Maybe the presentation wasn’t quite right for your audience. Maybe you just had an off day.
Or maybe you didn’t account for the fact that speaking and writing are actually very different means of communication.
Yes, even though they both communicate ideas using language, great writing doesn’t necessarily translate into great speaking. Here are three critical differences between writing and speaking:
One of the differences between writing and speaking is the use of repetition. In writing, you usually want to avoid being repetitive. Repetitive writing is not very creative and can often cause the reader to become bored. In addition, repetition isn’t necessary because of the ability to instantly go back and re-read something if you missed it.

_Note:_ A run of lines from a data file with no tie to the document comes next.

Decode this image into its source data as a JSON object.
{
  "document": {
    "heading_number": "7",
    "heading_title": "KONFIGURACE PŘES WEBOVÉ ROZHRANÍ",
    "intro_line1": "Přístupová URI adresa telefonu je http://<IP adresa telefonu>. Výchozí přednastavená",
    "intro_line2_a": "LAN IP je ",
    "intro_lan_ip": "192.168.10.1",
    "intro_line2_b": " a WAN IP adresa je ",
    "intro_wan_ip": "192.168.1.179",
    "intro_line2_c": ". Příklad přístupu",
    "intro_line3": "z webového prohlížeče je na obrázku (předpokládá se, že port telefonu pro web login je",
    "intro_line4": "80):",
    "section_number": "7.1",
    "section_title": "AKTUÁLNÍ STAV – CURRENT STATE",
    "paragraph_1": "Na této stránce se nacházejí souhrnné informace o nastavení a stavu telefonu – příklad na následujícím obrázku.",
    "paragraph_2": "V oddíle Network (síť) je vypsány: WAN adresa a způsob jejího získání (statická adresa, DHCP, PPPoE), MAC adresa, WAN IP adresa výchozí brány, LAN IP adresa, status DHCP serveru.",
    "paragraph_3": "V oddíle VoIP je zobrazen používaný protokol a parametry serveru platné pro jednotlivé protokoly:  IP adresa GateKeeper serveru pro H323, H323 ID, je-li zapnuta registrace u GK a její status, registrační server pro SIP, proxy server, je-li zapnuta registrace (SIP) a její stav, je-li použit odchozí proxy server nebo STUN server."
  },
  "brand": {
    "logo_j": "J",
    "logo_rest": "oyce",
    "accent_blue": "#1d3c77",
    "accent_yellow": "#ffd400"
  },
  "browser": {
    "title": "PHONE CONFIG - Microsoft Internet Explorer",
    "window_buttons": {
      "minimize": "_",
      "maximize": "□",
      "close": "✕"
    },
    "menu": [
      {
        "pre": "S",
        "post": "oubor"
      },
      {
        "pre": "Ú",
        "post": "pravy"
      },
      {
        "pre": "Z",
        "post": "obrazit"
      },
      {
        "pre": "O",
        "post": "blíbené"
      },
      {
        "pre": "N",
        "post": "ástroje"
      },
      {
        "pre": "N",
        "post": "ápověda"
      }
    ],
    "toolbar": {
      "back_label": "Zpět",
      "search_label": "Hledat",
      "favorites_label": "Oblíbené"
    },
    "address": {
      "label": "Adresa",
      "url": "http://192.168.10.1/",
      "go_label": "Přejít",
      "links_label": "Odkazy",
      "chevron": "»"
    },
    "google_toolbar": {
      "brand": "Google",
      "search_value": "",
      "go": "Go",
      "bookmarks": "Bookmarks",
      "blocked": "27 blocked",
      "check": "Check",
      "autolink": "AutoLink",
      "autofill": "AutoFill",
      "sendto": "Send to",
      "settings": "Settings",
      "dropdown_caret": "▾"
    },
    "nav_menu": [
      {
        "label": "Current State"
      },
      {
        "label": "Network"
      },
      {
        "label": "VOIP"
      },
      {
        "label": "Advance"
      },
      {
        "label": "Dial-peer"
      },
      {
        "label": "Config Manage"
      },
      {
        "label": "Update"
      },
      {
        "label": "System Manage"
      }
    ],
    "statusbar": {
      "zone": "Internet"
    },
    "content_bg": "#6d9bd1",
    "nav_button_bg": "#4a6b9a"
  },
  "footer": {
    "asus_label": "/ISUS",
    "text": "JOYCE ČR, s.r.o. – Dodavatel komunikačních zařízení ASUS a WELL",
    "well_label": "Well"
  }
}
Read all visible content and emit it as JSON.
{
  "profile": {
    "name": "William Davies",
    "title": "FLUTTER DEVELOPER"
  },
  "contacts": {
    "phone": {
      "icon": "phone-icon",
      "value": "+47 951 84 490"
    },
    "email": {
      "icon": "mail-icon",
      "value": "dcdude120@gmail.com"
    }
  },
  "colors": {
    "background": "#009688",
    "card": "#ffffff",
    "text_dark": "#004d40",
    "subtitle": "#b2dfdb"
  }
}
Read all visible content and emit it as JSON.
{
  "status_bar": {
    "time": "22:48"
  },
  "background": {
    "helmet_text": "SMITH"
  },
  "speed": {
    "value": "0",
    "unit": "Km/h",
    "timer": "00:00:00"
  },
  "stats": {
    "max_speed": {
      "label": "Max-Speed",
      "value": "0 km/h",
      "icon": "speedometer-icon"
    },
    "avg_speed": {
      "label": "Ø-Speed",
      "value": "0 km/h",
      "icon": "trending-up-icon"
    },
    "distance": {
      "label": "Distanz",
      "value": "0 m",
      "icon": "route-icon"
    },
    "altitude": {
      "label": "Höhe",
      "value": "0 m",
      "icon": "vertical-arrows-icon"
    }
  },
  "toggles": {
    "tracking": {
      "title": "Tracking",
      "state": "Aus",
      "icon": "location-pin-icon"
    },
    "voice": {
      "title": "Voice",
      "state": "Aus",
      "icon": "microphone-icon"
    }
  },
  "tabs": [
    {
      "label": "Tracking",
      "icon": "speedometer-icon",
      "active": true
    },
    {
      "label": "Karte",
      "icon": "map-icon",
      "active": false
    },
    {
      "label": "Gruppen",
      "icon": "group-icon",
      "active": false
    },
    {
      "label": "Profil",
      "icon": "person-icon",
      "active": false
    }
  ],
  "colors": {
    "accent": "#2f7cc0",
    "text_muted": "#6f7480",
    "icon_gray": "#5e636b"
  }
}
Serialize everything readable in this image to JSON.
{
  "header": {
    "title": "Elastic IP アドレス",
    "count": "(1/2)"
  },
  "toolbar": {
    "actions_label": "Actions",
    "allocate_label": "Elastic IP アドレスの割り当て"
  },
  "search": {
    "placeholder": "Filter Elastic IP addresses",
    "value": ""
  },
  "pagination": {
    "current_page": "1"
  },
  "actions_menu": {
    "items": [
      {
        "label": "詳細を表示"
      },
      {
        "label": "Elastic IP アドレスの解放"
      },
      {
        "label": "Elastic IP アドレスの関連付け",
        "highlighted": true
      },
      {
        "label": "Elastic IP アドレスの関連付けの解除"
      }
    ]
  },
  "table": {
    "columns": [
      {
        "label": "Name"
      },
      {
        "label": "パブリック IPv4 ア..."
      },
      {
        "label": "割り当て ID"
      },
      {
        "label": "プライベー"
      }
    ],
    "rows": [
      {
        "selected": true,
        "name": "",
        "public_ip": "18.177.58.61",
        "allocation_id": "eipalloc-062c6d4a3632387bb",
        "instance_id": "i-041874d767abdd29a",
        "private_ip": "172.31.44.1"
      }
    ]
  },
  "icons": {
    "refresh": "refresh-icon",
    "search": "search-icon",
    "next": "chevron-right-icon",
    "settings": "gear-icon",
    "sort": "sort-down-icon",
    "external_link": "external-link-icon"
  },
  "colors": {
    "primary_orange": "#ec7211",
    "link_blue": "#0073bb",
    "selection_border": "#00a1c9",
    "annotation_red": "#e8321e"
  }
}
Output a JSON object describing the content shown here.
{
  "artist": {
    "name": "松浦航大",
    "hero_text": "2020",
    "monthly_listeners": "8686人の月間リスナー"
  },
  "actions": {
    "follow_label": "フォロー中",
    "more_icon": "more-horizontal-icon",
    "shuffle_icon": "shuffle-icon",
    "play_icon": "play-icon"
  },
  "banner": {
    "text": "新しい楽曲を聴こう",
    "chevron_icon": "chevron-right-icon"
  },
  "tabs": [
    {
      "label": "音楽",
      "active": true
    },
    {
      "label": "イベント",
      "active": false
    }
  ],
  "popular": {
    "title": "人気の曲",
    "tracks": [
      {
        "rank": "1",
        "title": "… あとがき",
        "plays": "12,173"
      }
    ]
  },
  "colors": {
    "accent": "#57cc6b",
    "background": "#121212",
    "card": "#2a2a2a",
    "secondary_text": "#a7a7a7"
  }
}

In speaking, however, repetition is actually necessary. Audiences don’t listen very closely to the exact words you’re saying, so you need to repeat your key messages early and often. Just as road signs remind you of where you are when you’re driving, repeating key points reminds your audience of where you are when you’re presenting.
2. Complex sentences
Another one of the differences between writing and speaking is the use of complex sentences. In writing, complex sentences can be necessary for adding the right level of detail and precision. Plus, complex sentences can be made easier to read with the right punctuation.
However, complex sentences are deadly for your speaking. They flatten your delivery, causing you to drone on and on. In addition, speaking requires something fundamental that writing does not: breathing. So, make sure you’re giving yourself time to breathe by limiting your use of complex sentences.
3. Word choice
Finally, writing and speaking differ in terms of the importance of word choice. In writing, you usually want to choose your words very carefully, as people can go back and re-read. A well-chosen word can often make or break the point you’re making.
In speaking, the exact words you choose aren’t nearly as important as the general point you’re trying to make. Just as you remember the melodies of songs, not the specific notes, your audience will remember your ideas, not your specific words. So, don’t obsess over making sure every word you say is absolutely perfect.
You can absolutely be both a great writer and a great speaker. But if you want to accomplish this feat, you need to understand the nuances between the two. By being thoughtful about the differences between writing and speaking, you will get much better at both.